The Standing Commission on Vaccination (STIKO) has generally come out in favor of Corona vaccinations for pregnant and breastfeeding women. "After detailed consultation and evaluation of the available evidence," the STIKO recommends vaccination for pregnant women from the second trimester of pregnancy and for breastfeeding women with two doses of an mRNA vaccine, the Robert Koch Institute (RKI) announced Friday. The draft decision of the recommendation must now still in a so-called comment procedure with the federal states and involved professionals, is therefore not yet a final recommendation.
In the previously valid vaccination recommendation, the STIKO did not advocate general vaccination during pregnancy. Random vaccinations of pregnant women, for example, if they did not yet know they were expecting a baby, were, however, "not an indication for termination of pregnancy," it said.
Federal Health Minister Jens Spahn (CDU) said, "Pregnant and breastfeeding women now also have a clear recommendation for vaccination. After many months with many unanswered questions, this now finally means scientifically based certainty." He made an urgent appeal to pregnant and breastfeeding women: "Ask your doctor. Get vaccinated. You will protect yourself and your child."
Physicians have also been able to vaccinate pregnant women, but the STIKO recommendation previously only included pregnant women with pre-existing conditions and a resulting high risk of severe corona disease or with an increased risk of infection due to their circumstances.
The STIKO is an independent body. It develops vaccination recommendations, looking at the benefits for the individual and the population as a whole.
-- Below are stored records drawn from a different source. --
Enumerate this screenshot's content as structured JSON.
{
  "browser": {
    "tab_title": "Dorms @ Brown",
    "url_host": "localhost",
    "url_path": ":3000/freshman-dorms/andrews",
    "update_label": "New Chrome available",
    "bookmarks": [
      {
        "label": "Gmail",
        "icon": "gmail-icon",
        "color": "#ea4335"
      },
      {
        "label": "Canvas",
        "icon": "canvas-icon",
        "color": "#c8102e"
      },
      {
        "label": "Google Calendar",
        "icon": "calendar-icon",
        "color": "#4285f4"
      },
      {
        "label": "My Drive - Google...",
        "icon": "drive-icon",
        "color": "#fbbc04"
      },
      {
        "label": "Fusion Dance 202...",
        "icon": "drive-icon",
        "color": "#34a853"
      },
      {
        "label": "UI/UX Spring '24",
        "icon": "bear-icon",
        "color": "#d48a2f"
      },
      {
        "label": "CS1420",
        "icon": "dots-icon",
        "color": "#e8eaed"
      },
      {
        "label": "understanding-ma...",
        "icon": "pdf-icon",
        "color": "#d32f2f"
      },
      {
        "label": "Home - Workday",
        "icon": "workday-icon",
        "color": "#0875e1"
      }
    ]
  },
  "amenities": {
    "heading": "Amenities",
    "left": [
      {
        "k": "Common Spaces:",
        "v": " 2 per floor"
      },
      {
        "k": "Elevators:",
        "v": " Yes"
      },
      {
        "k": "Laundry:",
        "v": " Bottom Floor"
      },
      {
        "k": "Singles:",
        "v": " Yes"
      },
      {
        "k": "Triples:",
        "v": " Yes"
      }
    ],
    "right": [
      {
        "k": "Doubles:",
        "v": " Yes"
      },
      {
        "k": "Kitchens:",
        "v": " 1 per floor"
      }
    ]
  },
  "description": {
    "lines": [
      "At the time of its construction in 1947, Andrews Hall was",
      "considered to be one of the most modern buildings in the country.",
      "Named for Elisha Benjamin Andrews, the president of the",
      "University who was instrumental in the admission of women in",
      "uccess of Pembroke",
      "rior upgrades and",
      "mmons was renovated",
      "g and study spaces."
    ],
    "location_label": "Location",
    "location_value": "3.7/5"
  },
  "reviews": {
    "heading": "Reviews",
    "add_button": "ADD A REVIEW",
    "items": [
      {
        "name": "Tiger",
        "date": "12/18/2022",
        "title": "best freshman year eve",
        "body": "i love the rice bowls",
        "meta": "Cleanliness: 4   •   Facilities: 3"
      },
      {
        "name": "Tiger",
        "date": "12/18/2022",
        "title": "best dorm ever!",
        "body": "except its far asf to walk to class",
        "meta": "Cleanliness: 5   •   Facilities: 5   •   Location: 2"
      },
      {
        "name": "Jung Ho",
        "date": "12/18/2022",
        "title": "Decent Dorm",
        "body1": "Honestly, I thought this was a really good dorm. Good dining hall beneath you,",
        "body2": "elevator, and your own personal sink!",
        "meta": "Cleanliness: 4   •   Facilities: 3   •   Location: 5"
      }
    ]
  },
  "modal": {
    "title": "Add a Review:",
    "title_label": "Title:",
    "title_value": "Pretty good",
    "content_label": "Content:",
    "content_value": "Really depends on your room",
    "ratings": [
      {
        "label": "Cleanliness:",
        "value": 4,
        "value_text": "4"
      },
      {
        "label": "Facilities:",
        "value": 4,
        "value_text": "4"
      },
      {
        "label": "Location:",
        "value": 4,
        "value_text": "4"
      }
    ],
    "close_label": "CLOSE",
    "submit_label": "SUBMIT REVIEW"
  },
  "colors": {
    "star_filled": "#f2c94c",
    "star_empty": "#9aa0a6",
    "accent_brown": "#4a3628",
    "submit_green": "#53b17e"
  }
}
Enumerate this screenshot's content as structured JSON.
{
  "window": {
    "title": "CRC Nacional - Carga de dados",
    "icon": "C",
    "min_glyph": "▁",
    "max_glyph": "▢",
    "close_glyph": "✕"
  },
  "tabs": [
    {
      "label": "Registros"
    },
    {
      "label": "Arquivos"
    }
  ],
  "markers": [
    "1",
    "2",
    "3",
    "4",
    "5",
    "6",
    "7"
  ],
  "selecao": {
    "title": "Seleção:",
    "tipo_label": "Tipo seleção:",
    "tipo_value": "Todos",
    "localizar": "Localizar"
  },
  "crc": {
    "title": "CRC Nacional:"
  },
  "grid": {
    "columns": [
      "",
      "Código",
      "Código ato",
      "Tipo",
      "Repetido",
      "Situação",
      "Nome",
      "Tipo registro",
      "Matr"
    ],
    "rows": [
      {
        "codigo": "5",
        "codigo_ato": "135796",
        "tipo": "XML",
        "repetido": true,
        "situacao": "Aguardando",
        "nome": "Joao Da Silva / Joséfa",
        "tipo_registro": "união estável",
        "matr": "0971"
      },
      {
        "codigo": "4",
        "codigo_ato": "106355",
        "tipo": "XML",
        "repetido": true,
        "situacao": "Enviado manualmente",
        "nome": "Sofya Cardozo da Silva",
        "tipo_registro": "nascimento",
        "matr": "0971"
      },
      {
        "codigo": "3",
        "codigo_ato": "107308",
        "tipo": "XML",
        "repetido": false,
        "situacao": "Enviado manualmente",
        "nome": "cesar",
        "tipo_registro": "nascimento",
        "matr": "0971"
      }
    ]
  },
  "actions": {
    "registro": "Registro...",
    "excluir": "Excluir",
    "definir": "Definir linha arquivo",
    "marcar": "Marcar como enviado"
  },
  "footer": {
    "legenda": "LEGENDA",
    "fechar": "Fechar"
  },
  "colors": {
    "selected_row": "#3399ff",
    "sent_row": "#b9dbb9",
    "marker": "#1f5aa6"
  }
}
The experts evaluate international data and studies for this purpose. The recommendations are considered the medical standard, according to the Stiko website.
Meanwhile, it was revealed that about a quarter of adolescents 12 to 17 years old are now fully vaccinated. At least one vaccination has been given to 35.9 percent in this age group. That's according to figures released Friday (as of 10:03 a.m.) by the federal health ministry. "The recommended vaccination protects at any age," wrote Federal Health Minister Jens Spahn (CDU) on Twitter. Across the population, 61.9 percent or about 51.47 million people had full vaccination protection so far. At least one vaccination received 66.3 percent or about 55.14 million inhabitants.
Bremen still has the highest rate of fully vaccinated people (72.2 percent), followed by Saarland (68.5 percent) and Schleswig-Holstein (66.6 percent). Four German states have rates well below 60 percent in some cases: Saxony brought up the rear with 52.8 percent, followed by Brandenburg (56.4 percent), Thuringia (56.8 percent) and Saxony-Anhalt (58.9 percent).